“The testimony, cited in a court filing by the government late Wednesday, provides the first indication that Mr. Bush, who has long assailed leaks of classified information as a national security threat, played a direct role in the disclosure of the intelligence report on Iraq at a moment that the White House was trying to defend itself against charges that it had inflated the case against Saddam Hussein,” says the New York Times .
“If Mr. Libby’s account is accurate, it also involves Mr. Bush directly in the swirl of events surrounding the disclosure of the identity of an undercover C.I.A. officer.”
Los Angeles Times : “Experts in national security law say a decision by President Bush to authorize the leak of classified information to a reporter probably would not be illegal. “But if Bush did so — as a former top White House aide has testified he did — there could be significant damage to the credibility of a president who has repeatedly and publicly expressed his abhorrence of leaks. . . .
“But the experts also said that if the testimony of I. Lewis “Scooter” Libby was true, Bush’s actions violated a traditional unwritten understanding that any declassification decision would be made in close consultation with intelligence officials.”
Boston Globe : “The possibility that Bush authorized a selective leak to a single correspondent suggests a desire to shape the news to the administration’s ends — a possible misuse of the president’s national security powers. . . .
“Such tactics are hardly unusual in politics, but would seem to damage the credibility of a president who has built a reputation for forthrightness, and who has gone further than previous presidents both in keeping information secret and in launching Justice Department investigations of alleged leakers.”
Chicago Tribune : “It was Bush himself, answering a reporter’s question in Chicago after speaking with business leaders at the University of Chicago, on Sept. 30, 2003, who said: ‘Listen, I know of nobody — I don’t know of anybody in my administration who leaked classified information.
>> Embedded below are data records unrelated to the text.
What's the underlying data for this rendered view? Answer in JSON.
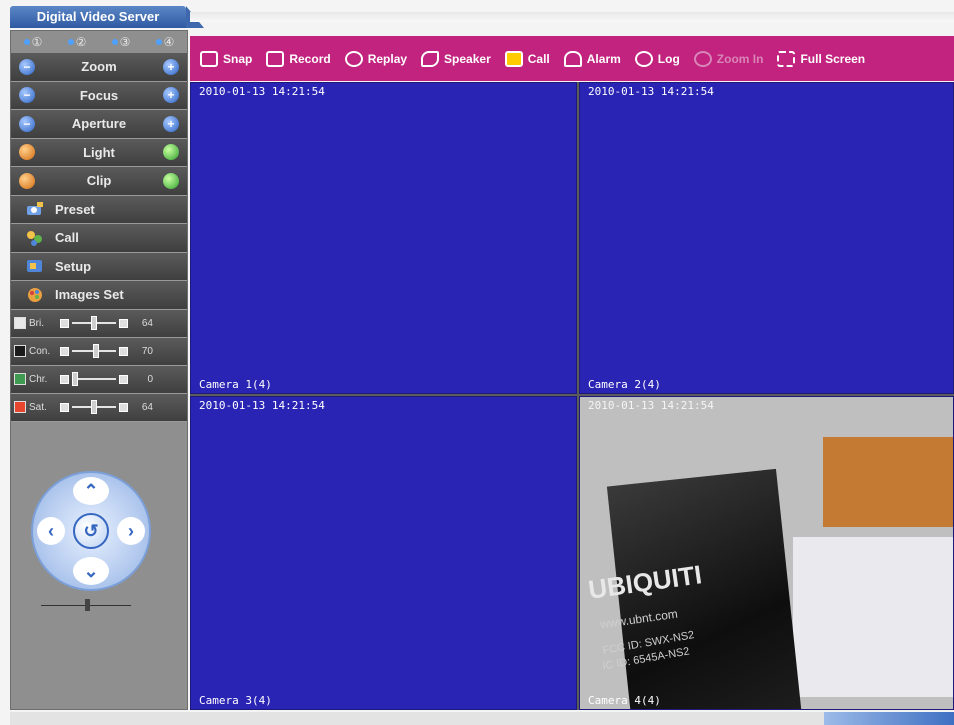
{
  "app": {
    "title": "Digital Video Server"
  },
  "sidebar": {
    "channels": [
      "①",
      "②",
      "③",
      "④"
    ],
    "controls": [
      {
        "label": "Zoom",
        "left": "minus",
        "right": "plus"
      },
      {
        "label": "Focus",
        "left": "minus",
        "right": "plus"
      },
      {
        "label": "Aperture",
        "left": "minus",
        "right": "plus"
      },
      {
        "label": "Light",
        "left": "off",
        "right": "on"
      },
      {
        "label": "Clip",
        "left": "off",
        "right": "on"
      }
    ],
    "menu": [
      {
        "label": "Preset",
        "icon": "preset-icon"
      },
      {
        "label": "Call",
        "icon": "call-icon"
      },
      {
        "label": "Setup",
        "icon": "setup-icon"
      },
      {
        "label": "Images Set",
        "icon": "images-set-icon"
      }
    ],
    "adjust": [
      {
        "name": "Bri.",
        "value": "64",
        "level": 0.5,
        "color": "#e8e8e8"
      },
      {
        "name": "Con.",
        "value": "70",
        "level": 0.55,
        "color": "#1b1b1b"
      },
      {
        "name": "Chr.",
        "value": "0",
        "level": 0.0,
        "color": "#3f9b52"
      },
      {
        "name": "Sat.",
        "value": "64",
        "level": 0.5,
        "color": "#e8452f"
      }
    ]
  },
  "toolbar": {
    "items": [
      {
        "label": "Snap",
        "icon": "camera-icon",
        "enabled": true
      },
      {
        "label": "Record",
        "icon": "record-icon",
        "enabled": true
      },
      {
        "label": "Replay",
        "icon": "replay-icon",
        "enabled": true
      },
      {
        "label": "Speaker",
        "icon": "speaker-icon",
        "enabled": true
      },
      {
        "label": "Call",
        "icon": "call-icon",
        "enabled": true
      },
      {
        "label": "Alarm",
        "icon": "alarm-icon",
        "enabled": true
      },
      {
        "label": "Log",
        "icon": "log-icon",
        "enabled": true
      },
      {
        "label": "Zoom In",
        "icon": "zoom-in-icon",
        "enabled": false
      },
      {
        "label": "Full Screen",
        "icon": "full-screen-icon",
        "enabled": true
      }
    ]
  },
  "cameras": [
    {
      "timestamp": "2010-01-13 14:21:54",
      "label": "Camera 1(4)"
    },
    {
      "timestamp": "2010-01-13 14:21:54",
      "label": "Camera 2(4)"
    },
    {
      "timestamp": "2010-01-13 14:21:54",
      "label": "Camera 3(4)"
    },
    {
      "timestamp": "2010-01-13 14:21:54",
      "label": "Camera 4(4)"
    }
  ],
  "live_feed": {
    "brand": "UBIQUITI",
    "site": "www.ubnt.com",
    "fcc": "FCC ID: SWX-NS2",
    "ic": "IC ID: 6545A-NS2"
  },
  "colors": {
    "toolbar": "#c2237f",
    "tile": "#2a24b4",
    "accent": "#2f5aa2"
  }
}
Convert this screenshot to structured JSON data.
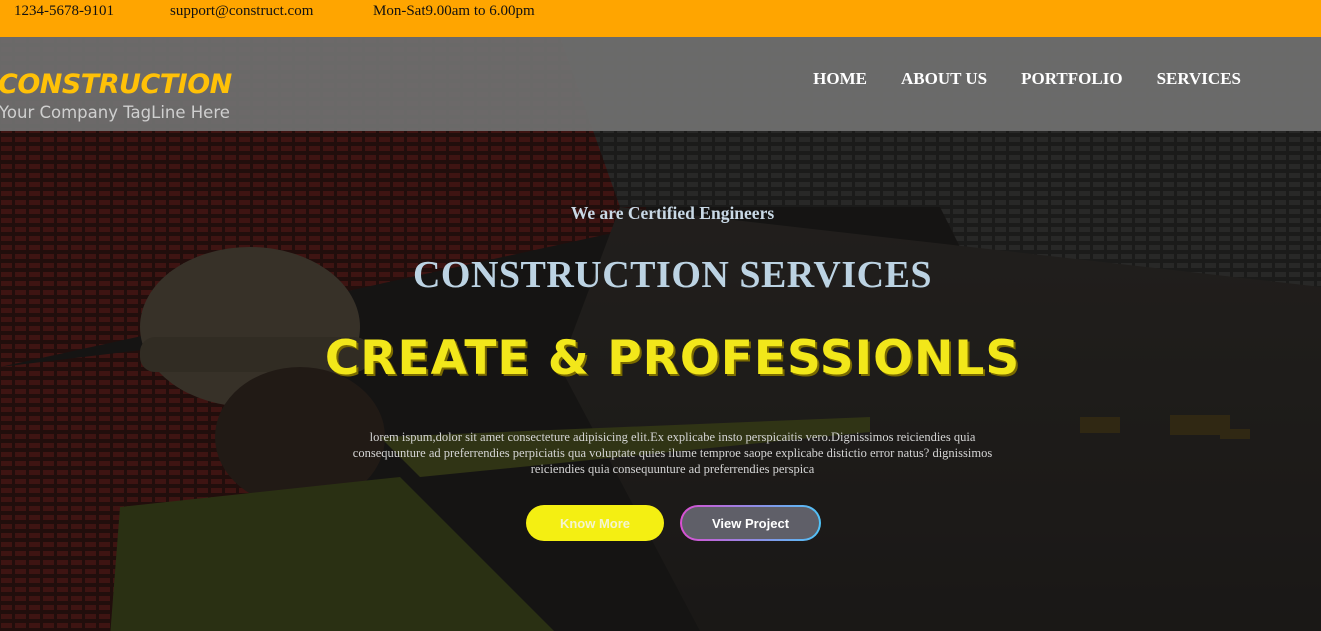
{
  "topbar": {
    "phone": "1234-5678-9101",
    "email": "support@construct.com",
    "hours": "Mon-Sat9.00am to 6.00pm"
  },
  "header": {
    "logo_title": "CONSTRUCTION",
    "logo_tagline": "Your Company TagLine Here",
    "nav": [
      "HOME",
      "ABOUT US",
      "PORTFOLIO",
      "SERVICES"
    ]
  },
  "hero": {
    "eyebrow": "We are Certified Engineers",
    "headline": "CONSTRUCTION SERVICES",
    "tagline": "CREATE & PROFESSIONLS",
    "body": "lorem ispum,dolor sit amet consecteture adipisicing elit.Ex explicabe insto perspicaitis vero.Dignissimos reiciendies quia consequunture ad preferrendies perpiciatis qua voluptate quies ilume temproe saope explicabe distictio error natus? dignissimos reiciendies quia consequunture ad preferrendies perspica",
    "buttons": {
      "know_more": "Know More",
      "view_project": "View Project"
    }
  },
  "colors": {
    "topbar_bg": "#FFA500",
    "logo_accent": "#FFC107",
    "tagline_yellow": "#F2E71A",
    "button_yellow": "#F4EF12",
    "header_bg": "#707070"
  }
}
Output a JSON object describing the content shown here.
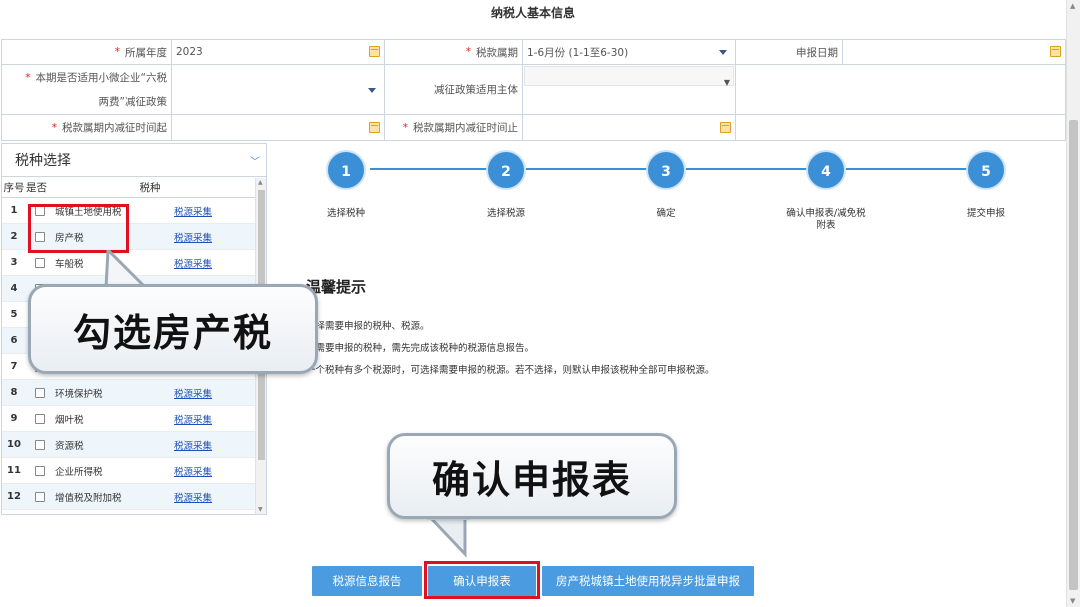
{
  "title": "纳税人基本信息",
  "form": {
    "row1": {
      "year_label": "所属年度",
      "year_value": "2023",
      "period_label": "税款属期",
      "period_value": "1-6月份 (1-1至6-30)",
      "declare_date_label": "申报日期",
      "declare_date_value": ""
    },
    "row2": {
      "policy_label_line1": "本期是否适用小微企业“六税",
      "policy_label_line2": "两费”减征政策",
      "subject_label": "减征政策适用主体"
    },
    "row3": {
      "start_label": "税款属期内减征时间起",
      "end_label": "税款属期内减征时间止"
    }
  },
  "tax_panel": {
    "title": "税种选择",
    "headers": {
      "seq": "序号",
      "check": "是否",
      "name": "税种"
    },
    "rows": [
      {
        "seq": "1",
        "name": "城镇土地使用税",
        "link": "税源采集"
      },
      {
        "seq": "2",
        "name": "房产税",
        "link": "税源采集"
      },
      {
        "seq": "3",
        "name": "车船税",
        "link": "税源采集"
      },
      {
        "seq": "4",
        "name": "",
        "link": ""
      },
      {
        "seq": "5",
        "name": "",
        "link": ""
      },
      {
        "seq": "6",
        "name": "",
        "link": ""
      },
      {
        "seq": "7",
        "name": "",
        "link": ""
      },
      {
        "seq": "8",
        "name": "环境保护税",
        "link": "税源采集"
      },
      {
        "seq": "9",
        "name": "烟叶税",
        "link": "税源采集"
      },
      {
        "seq": "10",
        "name": "资源税",
        "link": "税源采集"
      },
      {
        "seq": "11",
        "name": "企业所得税",
        "link": "税源采集"
      },
      {
        "seq": "12",
        "name": "增值税及附加税",
        "link": "税源采集"
      }
    ]
  },
  "steps": [
    {
      "num": "1",
      "label": "选择税种"
    },
    {
      "num": "2",
      "label": "选择税源"
    },
    {
      "num": "3",
      "label": "确定"
    },
    {
      "num": "4",
      "label": "确认申报表/减免税附表"
    },
    {
      "num": "5",
      "label": "提交申报"
    }
  ],
  "tips": {
    "title": "温馨提示",
    "lines": [
      "选择需要申报的税种、税源。",
      "择需要申报的税种，需先完成该税种的税源信息报告。",
      "一个税种有多个税源时，可选择需要申报的税源。若不选择，则默认申报该税种全部可申报税源。"
    ]
  },
  "callouts": {
    "check_house_tax": "勾选房产税",
    "confirm_form": "确认申报表"
  },
  "buttons": {
    "source_report": "税源信息报告",
    "confirm": "确认申报表",
    "batch": "房产税城镇土地使用税异步批量申报"
  },
  "colors": {
    "primary": "#3a8fd6",
    "button": "#4a9be0",
    "highlight": "#e01020",
    "required": "#e02020",
    "link": "#2250b8"
  }
}
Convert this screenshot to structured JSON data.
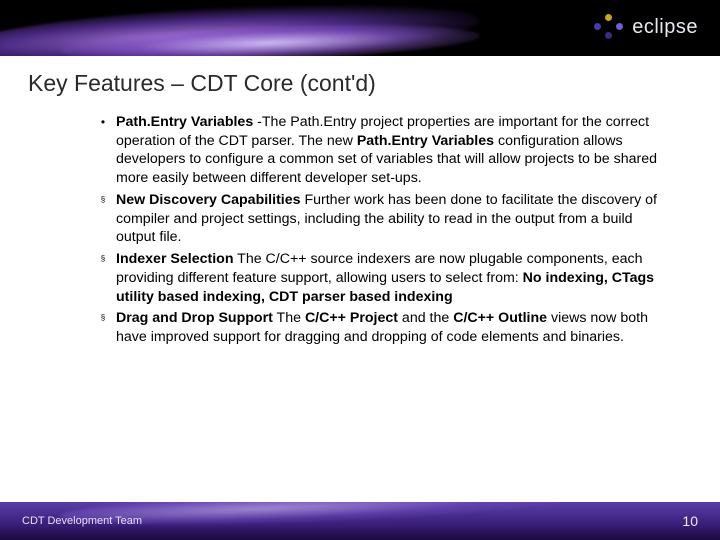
{
  "logo_text": "eclipse",
  "title": "Key Features – CDT Core (cont'd)",
  "bullets": [
    {
      "marker": "dot",
      "runs": [
        {
          "t": "Path.Entry Variables",
          "b": true
        },
        {
          "t": "  -The Path.Entry project properties are important for the correct operation of the CDT parser. The new ",
          "b": false
        },
        {
          "t": "Path.Entry Variables",
          "b": true
        },
        {
          "t": " configuration allows developers to configure a common set of variables that will allow projects to be shared more easily between different developer set-ups.",
          "b": false
        }
      ]
    },
    {
      "marker": "sq",
      "runs": [
        {
          "t": "New Discovery Capabilities",
          "b": true
        },
        {
          "t": " Further work has been done to facilitate the discovery of compiler and project settings, including the ability to read in the output from a build output file.",
          "b": false
        }
      ]
    },
    {
      "marker": "sq",
      "runs": [
        {
          "t": "Indexer Selection",
          "b": true
        },
        {
          "t": " The C/C++ source indexers are now plugable components, each providing different feature support, allowing users to select from: ",
          "b": false
        },
        {
          "t": "No indexing, CTags utility based indexing, CDT parser based indexing",
          "b": true
        }
      ]
    },
    {
      "marker": "sq",
      "runs": [
        {
          "t": "Drag and Drop Support",
          "b": true
        },
        {
          "t": " The ",
          "b": false
        },
        {
          "t": "C/C++ Project",
          "b": true
        },
        {
          "t": " and the ",
          "b": false
        },
        {
          "t": "C/C++ Outline",
          "b": true
        },
        {
          "t": " views now both have improved support for dragging and dropping of code elements and binaries.",
          "b": false
        }
      ]
    }
  ],
  "footer": {
    "team": "CDT Development Team",
    "page": "10"
  }
}
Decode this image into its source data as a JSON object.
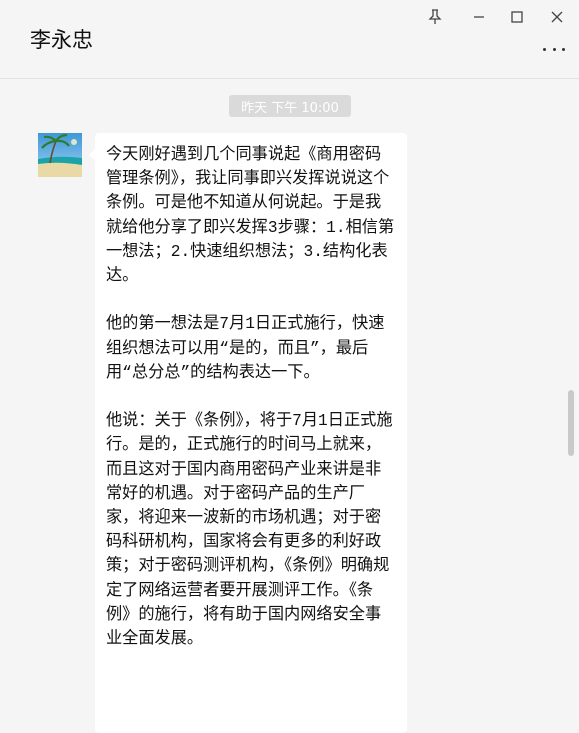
{
  "window": {
    "title": "李永忠",
    "controls": [
      "pin-icon",
      "minimize-icon",
      "maximize-icon",
      "close-icon"
    ],
    "more_icon": "more-icon"
  },
  "chat": {
    "timestamp": "昨天 下午 10:00",
    "messages": [
      {
        "sender_avatar": "beach-avatar",
        "text": "今天刚好遇到几个同事说起《商用密码管理条例》，我让同事即兴发挥说说这个条例。可是他不知道从何说起。于是我就给他分享了即兴发挥3步骤：1.相信第一想法；2.快速组织想法；3.结构化表达。\n\n他的第一想法是7月1日正式施行，快速组织想法可以用“是的，而且”，最后用“总分总”的结构表达一下。\n\n他说：关于《条例》，将于7月1日正式施行。是的，正式施行的时间马上就来，而且这对于国内商用密码产业来讲是非常好的机遇。对于密码产品的生产厂家，将迎来一波新的市场机遇；对于密码科研机构，国家将会有更多的利好政策；对于密码测评机构，《条例》明确规定了网络运营者要开展测评工作。《条例》的施行，将有助于国内网络安全事业全面发展。"
      }
    ]
  },
  "colors": {
    "background": "#f5f5f5",
    "bubble": "#ffffff",
    "timestamp_bg": "#dadada"
  }
}
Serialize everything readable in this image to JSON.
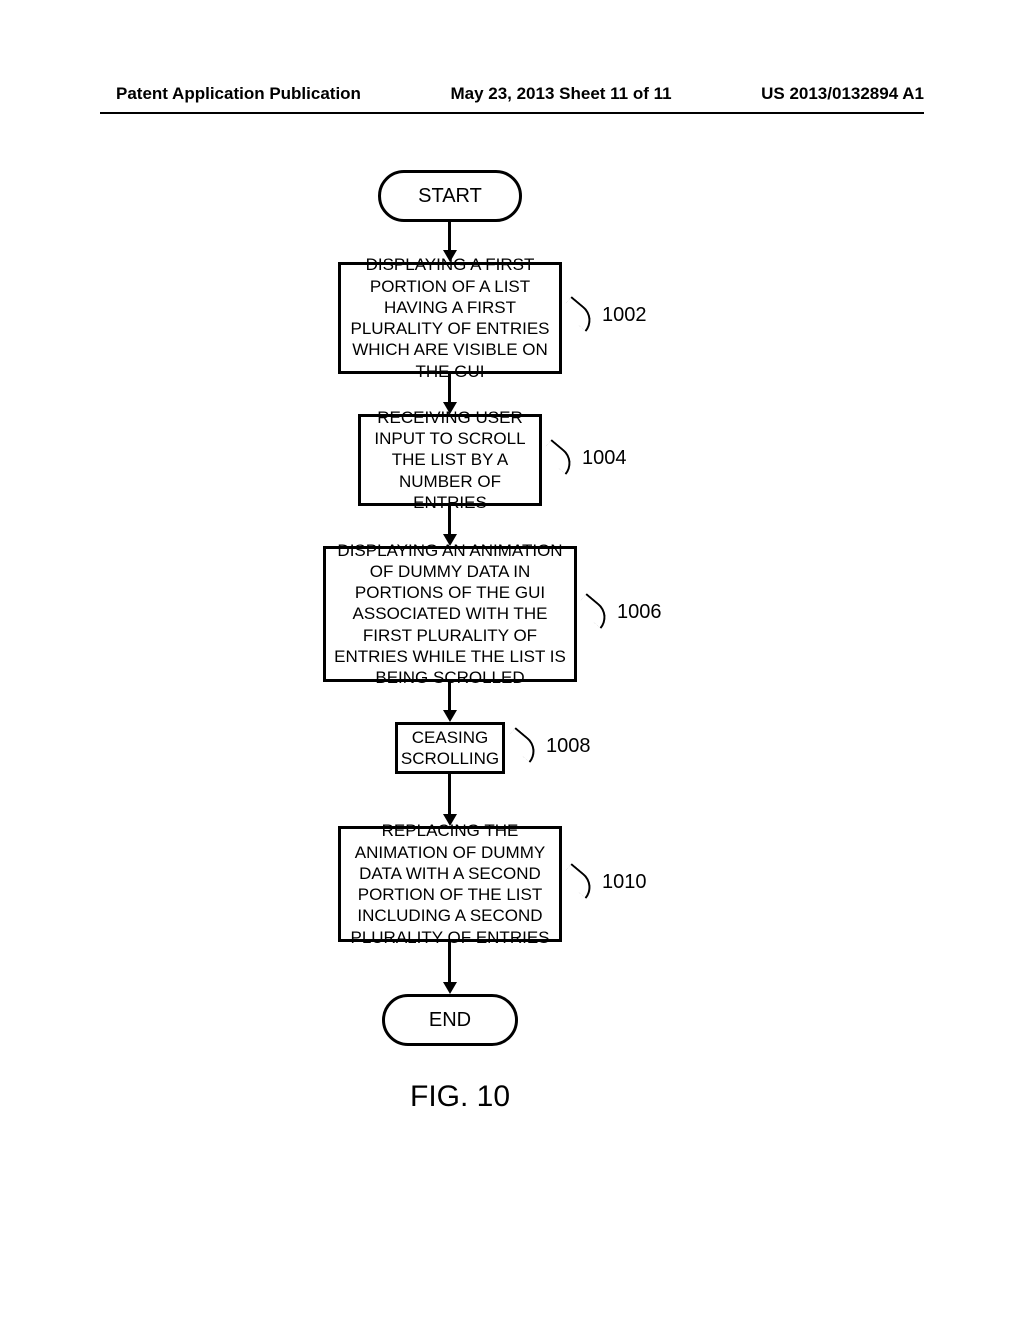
{
  "header": {
    "left": "Patent Application Publication",
    "center": "May 23, 2013  Sheet 11 of 11",
    "right": "US 2013/0132894 A1"
  },
  "flow": {
    "start": "START",
    "step1": "DISPLAYING A FIRST PORTION OF A LIST HAVING A FIRST PLURALITY OF ENTRIES WHICH ARE VISIBLE ON THE GUI",
    "step2": "RECEIVING USER INPUT TO SCROLL THE LIST BY A NUMBER OF ENTRIES",
    "step3": "DISPLAYING AN ANIMATION OF DUMMY DATA IN PORTIONS OF THE GUI ASSOCIATED WITH THE FIRST PLURALITY OF ENTRIES WHILE THE LIST IS BEING SCROLLED",
    "step4": "CEASING SCROLLING",
    "step5": "REPLACING THE ANIMATION OF DUMMY DATA WITH A SECOND PORTION OF THE LIST INCLUDING A SECOND PLURALITY OF ENTRIES",
    "end": "END"
  },
  "refs": {
    "r1": "1002",
    "r2": "1004",
    "r3": "1006",
    "r4": "1008",
    "r5": "1010"
  },
  "figure_label": "FIG. 10"
}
If somebody did leak classified information, I’d like to know it, and we’ll take the appropriate action. And this investigation is a good thing.
” ‘Leaks of classified information are a bad thing,’ Bush said then. ‘And we’ve had them — there’s too much leaking in Washington. That’s just the way it is. And we’ve had leaks out of the administrative branch, had leaks out of the legislative branch, and out of the executive branch and the legislative branch, and I’ve spoken out consistently against them and I want to know who the leakers are.’ ”